■ **What you need to do**: Filter the lines below, copying only those with the string "Physics".

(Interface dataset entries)
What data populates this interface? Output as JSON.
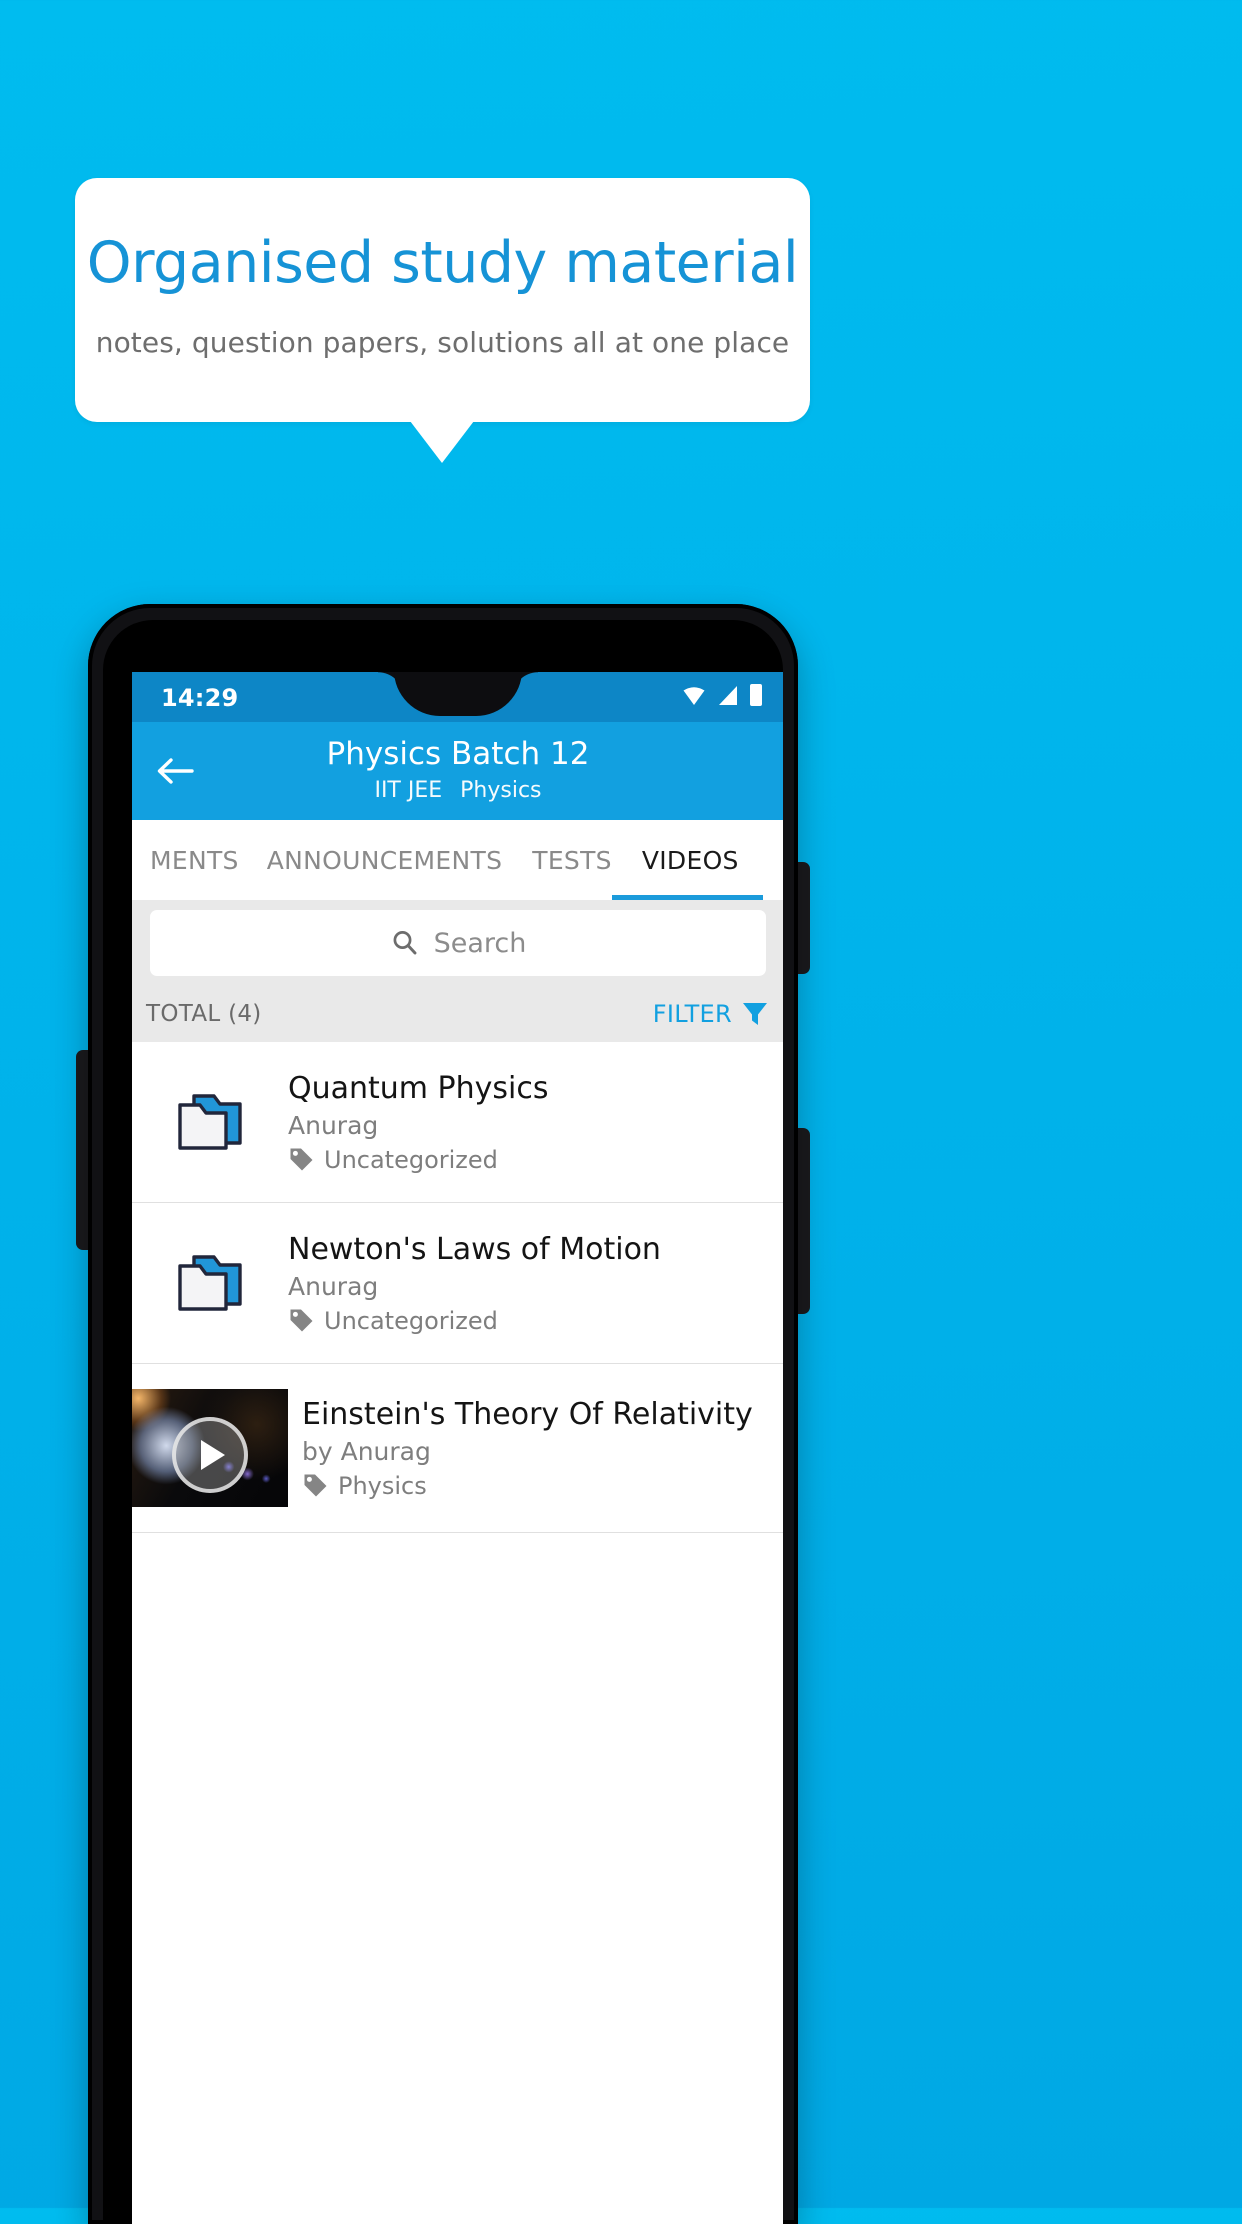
{
  "promo": {
    "title": "Organised study material",
    "subtitle": "notes, question papers, solutions all at one place",
    "title_color": "#1693D6",
    "background_color": "#00B4EC"
  },
  "phone": {
    "statusbar": {
      "time": "14:29",
      "icons": [
        "wifi-icon",
        "signal-icon",
        "battery-icon"
      ]
    },
    "appbar": {
      "back_icon": "back-arrow-icon",
      "title": "Physics Batch 12",
      "subtitle_exam": "IIT JEE",
      "subtitle_subject": "Physics"
    },
    "tabs": [
      {
        "label": "MENTS",
        "active": false
      },
      {
        "label": "ANNOUNCEMENTS",
        "active": false
      },
      {
        "label": "TESTS",
        "active": false
      },
      {
        "label": "VIDEOS",
        "active": true
      }
    ],
    "search": {
      "icon": "search-icon",
      "placeholder": "Search",
      "value": ""
    },
    "listbar": {
      "total_label": "TOTAL (4)",
      "filter_label": "FILTER",
      "filter_icon": "filter-icon",
      "filter_color": "#12A0E0"
    },
    "items": [
      {
        "type": "folder",
        "icon": "folder-icon",
        "title": "Quantum Physics",
        "author": "Anurag",
        "tag_icon": "tag-icon",
        "tag": "Uncategorized"
      },
      {
        "type": "folder",
        "icon": "folder-icon",
        "title": "Newton's Laws of Motion",
        "author": "Anurag",
        "tag_icon": "tag-icon",
        "tag": "Uncategorized"
      },
      {
        "type": "video",
        "icon": "video-thumbnail",
        "play_icon": "play-icon",
        "title": "Einstein's Theory Of Relativity",
        "author": "by Anurag",
        "tag_icon": "tag-icon",
        "tag": "Physics"
      }
    ]
  }
}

■ **Response to the task**:
      "title": "Physics Batch 12",
      "subtitle_subject": "Physics"
        "title": "Quantum Physics",
        "tag": "Physics"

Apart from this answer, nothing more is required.